[Data about app and page elements]
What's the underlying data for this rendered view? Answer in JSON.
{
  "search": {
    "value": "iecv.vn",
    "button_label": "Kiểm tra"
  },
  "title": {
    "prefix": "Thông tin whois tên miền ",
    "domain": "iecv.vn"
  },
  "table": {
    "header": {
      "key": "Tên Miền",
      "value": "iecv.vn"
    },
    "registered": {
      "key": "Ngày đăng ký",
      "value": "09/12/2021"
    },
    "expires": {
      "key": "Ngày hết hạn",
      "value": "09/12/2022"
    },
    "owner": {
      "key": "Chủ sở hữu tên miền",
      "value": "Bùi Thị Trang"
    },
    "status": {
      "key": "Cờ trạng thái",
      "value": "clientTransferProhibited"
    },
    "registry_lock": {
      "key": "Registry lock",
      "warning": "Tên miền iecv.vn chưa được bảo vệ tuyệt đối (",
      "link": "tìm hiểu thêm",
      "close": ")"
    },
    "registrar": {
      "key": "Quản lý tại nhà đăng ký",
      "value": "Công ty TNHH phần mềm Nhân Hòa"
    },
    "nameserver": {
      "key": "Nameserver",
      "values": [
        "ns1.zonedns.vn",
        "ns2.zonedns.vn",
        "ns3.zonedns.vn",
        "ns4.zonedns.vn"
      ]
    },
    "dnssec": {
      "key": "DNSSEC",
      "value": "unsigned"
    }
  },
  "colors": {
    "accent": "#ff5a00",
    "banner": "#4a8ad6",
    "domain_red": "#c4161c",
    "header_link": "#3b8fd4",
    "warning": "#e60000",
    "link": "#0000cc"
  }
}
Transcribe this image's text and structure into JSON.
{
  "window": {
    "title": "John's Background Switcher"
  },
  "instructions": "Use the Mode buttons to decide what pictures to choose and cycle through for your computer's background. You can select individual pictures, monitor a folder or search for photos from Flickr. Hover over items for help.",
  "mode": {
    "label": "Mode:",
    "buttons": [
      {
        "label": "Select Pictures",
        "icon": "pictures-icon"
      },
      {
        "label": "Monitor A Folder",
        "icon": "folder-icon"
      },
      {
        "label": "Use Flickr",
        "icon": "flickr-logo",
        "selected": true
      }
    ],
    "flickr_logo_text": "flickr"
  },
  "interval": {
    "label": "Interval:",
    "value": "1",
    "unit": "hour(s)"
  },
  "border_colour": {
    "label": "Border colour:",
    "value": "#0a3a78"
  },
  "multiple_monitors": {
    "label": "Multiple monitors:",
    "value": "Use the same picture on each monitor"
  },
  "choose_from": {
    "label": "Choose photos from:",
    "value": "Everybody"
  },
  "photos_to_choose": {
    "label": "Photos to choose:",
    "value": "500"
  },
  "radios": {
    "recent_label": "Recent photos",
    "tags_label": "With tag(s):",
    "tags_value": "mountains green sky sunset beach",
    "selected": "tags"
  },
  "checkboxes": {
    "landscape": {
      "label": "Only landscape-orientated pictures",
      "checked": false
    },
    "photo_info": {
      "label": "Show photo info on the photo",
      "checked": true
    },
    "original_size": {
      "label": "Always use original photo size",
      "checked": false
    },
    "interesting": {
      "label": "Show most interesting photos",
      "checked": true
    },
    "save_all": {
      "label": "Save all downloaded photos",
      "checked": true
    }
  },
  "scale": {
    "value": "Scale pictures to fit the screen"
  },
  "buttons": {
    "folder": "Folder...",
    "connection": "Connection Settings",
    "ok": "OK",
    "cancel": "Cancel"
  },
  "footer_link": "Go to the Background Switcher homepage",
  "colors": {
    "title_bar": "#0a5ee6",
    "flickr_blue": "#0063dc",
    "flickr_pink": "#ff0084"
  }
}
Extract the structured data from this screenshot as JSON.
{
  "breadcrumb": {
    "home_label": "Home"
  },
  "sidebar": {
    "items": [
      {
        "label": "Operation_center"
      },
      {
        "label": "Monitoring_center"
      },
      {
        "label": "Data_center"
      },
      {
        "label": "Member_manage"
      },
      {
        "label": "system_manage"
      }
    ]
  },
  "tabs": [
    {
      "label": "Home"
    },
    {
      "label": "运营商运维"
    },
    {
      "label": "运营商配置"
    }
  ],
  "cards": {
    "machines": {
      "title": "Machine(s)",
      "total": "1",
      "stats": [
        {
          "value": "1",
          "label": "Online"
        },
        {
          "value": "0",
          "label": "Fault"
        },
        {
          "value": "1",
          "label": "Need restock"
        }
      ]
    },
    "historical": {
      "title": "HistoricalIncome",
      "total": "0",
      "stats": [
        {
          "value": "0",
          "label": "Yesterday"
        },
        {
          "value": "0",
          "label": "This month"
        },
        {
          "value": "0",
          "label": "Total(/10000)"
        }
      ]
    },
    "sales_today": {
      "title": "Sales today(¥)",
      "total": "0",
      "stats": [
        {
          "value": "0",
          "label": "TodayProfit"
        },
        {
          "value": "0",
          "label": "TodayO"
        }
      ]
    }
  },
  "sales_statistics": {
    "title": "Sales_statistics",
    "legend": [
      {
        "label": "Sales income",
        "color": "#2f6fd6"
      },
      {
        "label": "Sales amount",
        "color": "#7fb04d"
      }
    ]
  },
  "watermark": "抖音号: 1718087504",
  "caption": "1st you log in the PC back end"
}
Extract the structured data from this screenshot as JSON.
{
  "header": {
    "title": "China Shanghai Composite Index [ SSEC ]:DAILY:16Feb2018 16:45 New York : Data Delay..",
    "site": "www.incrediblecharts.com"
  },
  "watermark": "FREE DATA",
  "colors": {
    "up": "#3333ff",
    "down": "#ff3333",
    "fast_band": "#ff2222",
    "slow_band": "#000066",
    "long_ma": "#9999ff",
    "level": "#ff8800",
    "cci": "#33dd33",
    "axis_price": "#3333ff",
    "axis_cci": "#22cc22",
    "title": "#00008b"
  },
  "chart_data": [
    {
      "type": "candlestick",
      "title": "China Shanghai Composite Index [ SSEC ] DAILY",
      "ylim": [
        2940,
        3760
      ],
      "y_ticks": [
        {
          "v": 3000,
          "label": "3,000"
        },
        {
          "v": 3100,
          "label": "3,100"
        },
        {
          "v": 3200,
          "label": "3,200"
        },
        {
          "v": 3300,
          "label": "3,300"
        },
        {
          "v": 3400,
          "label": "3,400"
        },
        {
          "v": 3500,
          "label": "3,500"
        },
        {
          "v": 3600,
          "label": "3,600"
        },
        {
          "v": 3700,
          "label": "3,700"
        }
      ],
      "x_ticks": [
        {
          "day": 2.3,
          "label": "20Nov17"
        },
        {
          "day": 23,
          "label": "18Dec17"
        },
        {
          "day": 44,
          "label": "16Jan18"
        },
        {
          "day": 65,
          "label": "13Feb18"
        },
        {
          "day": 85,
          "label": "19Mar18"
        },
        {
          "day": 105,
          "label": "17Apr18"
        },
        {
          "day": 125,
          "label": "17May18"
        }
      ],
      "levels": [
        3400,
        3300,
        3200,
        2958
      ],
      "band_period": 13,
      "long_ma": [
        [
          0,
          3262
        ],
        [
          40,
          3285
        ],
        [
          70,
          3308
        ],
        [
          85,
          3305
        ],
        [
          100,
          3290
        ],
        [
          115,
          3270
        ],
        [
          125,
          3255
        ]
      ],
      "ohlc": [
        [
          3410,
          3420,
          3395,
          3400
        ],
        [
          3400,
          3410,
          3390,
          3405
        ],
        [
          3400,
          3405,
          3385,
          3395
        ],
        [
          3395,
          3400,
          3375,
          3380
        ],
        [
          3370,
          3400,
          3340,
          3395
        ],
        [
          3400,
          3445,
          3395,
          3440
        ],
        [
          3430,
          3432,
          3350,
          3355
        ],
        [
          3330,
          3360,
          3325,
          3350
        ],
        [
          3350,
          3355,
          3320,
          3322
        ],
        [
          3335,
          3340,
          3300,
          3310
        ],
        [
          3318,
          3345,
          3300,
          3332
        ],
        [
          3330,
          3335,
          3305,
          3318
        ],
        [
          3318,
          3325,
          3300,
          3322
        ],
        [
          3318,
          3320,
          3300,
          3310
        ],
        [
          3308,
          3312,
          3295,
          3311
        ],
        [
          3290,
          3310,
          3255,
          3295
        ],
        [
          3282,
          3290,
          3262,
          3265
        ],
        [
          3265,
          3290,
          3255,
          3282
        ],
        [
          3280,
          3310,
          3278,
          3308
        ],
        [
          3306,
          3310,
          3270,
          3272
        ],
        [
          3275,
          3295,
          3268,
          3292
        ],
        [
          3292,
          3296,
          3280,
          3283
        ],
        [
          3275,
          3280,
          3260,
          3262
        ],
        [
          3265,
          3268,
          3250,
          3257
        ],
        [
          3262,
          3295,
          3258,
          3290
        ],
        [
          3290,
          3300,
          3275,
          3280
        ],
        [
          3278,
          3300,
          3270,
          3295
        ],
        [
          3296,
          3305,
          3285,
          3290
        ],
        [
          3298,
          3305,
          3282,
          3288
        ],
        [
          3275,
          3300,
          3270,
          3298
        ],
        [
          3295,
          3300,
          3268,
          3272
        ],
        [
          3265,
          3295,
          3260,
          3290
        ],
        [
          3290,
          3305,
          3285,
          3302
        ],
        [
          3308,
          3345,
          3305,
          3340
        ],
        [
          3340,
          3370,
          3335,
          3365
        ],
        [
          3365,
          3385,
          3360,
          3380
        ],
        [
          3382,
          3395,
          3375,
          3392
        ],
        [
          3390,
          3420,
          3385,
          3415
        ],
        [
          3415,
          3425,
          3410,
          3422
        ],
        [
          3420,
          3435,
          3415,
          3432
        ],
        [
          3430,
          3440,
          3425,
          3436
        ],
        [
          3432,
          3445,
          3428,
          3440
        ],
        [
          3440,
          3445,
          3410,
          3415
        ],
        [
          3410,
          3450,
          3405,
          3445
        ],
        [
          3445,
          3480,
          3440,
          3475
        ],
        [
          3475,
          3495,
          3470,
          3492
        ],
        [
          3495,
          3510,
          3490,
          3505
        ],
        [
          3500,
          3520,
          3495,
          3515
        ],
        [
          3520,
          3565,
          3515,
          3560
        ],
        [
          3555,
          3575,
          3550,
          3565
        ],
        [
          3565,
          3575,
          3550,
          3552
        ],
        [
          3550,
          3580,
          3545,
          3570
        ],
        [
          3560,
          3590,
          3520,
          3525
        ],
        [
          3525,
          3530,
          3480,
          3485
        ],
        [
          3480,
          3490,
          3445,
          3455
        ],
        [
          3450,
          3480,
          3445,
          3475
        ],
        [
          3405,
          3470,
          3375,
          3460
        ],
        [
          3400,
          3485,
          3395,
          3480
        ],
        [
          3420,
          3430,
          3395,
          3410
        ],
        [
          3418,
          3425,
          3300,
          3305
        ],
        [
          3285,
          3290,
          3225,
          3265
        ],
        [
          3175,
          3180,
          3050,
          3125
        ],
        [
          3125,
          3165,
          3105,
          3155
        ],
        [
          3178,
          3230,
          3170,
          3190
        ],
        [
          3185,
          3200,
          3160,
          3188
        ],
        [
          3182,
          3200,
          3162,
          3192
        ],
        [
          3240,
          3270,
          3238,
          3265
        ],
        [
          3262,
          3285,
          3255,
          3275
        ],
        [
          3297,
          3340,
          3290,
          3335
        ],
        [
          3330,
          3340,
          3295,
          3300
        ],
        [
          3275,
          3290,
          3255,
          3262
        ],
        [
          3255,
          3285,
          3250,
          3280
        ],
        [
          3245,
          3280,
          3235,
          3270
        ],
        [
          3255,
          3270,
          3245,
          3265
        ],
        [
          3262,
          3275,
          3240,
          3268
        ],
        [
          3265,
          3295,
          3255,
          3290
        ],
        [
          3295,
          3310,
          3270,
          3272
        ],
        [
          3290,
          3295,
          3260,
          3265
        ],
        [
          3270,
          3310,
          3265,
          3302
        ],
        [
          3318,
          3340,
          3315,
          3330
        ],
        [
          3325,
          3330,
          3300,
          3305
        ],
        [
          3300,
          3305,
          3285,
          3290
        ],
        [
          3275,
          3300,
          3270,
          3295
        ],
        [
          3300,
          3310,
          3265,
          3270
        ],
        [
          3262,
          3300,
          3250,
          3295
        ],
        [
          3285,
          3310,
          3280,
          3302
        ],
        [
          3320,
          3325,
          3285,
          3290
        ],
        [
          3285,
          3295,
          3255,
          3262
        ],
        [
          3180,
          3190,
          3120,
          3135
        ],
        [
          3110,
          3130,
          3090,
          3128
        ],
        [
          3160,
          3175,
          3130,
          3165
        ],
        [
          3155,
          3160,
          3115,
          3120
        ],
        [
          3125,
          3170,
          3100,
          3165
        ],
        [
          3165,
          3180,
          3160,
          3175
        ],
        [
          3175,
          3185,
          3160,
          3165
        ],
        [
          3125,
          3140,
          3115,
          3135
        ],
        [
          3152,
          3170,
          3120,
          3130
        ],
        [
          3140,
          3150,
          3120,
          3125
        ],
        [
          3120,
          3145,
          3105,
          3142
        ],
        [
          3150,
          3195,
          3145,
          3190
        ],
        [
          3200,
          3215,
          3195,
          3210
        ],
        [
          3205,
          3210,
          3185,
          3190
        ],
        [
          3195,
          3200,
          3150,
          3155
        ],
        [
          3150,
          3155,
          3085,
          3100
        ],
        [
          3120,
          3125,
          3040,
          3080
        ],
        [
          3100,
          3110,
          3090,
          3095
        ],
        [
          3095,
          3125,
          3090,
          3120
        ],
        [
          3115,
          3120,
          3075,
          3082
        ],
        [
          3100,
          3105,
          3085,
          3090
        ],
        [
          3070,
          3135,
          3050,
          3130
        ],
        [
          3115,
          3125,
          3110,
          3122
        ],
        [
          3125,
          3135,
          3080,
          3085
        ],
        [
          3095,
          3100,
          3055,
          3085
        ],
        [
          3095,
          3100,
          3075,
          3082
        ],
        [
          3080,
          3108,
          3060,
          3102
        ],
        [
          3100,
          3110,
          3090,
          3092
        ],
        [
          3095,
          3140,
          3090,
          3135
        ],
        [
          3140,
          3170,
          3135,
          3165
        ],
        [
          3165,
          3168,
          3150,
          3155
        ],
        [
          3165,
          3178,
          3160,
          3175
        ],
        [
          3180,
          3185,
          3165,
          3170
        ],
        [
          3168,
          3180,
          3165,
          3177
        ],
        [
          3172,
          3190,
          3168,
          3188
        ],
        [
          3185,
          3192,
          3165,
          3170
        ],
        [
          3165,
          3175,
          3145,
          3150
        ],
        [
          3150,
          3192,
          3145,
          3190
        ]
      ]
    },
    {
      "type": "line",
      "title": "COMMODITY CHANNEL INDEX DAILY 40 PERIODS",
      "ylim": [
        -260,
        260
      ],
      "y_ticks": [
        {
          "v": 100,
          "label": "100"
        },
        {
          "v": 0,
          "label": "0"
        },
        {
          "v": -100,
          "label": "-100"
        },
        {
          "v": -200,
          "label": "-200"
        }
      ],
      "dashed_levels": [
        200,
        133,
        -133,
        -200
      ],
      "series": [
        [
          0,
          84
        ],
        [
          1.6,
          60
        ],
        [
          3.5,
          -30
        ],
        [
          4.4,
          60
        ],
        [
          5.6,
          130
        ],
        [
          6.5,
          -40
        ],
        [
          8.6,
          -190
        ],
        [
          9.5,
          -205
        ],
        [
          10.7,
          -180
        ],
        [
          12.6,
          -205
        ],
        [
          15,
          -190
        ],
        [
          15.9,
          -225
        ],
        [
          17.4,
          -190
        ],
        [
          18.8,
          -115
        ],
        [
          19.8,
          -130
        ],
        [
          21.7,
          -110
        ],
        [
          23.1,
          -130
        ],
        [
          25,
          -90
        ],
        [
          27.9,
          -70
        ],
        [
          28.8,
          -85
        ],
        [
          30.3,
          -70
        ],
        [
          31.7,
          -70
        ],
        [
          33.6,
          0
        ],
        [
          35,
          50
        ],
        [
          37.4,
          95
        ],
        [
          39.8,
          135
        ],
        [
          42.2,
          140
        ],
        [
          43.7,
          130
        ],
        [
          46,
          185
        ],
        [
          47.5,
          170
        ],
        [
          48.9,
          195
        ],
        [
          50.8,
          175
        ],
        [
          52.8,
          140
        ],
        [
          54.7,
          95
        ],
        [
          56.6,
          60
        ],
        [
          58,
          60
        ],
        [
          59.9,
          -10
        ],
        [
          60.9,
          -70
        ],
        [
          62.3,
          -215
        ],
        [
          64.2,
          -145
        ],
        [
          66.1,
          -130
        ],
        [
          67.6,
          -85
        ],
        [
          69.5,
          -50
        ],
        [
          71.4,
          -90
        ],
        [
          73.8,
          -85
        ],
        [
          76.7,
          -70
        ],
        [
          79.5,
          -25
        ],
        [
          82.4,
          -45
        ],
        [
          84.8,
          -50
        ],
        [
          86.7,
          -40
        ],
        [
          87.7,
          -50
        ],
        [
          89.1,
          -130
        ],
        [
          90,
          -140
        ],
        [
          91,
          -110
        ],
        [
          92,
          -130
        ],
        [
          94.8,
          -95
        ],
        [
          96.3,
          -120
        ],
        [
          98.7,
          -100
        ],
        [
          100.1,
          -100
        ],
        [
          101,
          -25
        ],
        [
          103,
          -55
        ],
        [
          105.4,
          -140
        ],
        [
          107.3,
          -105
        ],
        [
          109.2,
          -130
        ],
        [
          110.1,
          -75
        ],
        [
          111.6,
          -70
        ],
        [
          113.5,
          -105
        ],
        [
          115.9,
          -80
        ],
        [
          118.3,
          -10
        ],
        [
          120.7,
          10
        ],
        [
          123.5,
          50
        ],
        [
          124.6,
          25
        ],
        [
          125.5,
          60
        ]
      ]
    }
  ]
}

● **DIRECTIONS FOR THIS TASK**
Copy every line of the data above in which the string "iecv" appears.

● **SOLUTION**
    "value": "iecv.vn",
    "domain": "iecv.vn"
      "value": "iecv.vn"
      "warning": "Tên miền iecv.vn chưa được bảo vệ tuyệt đối (",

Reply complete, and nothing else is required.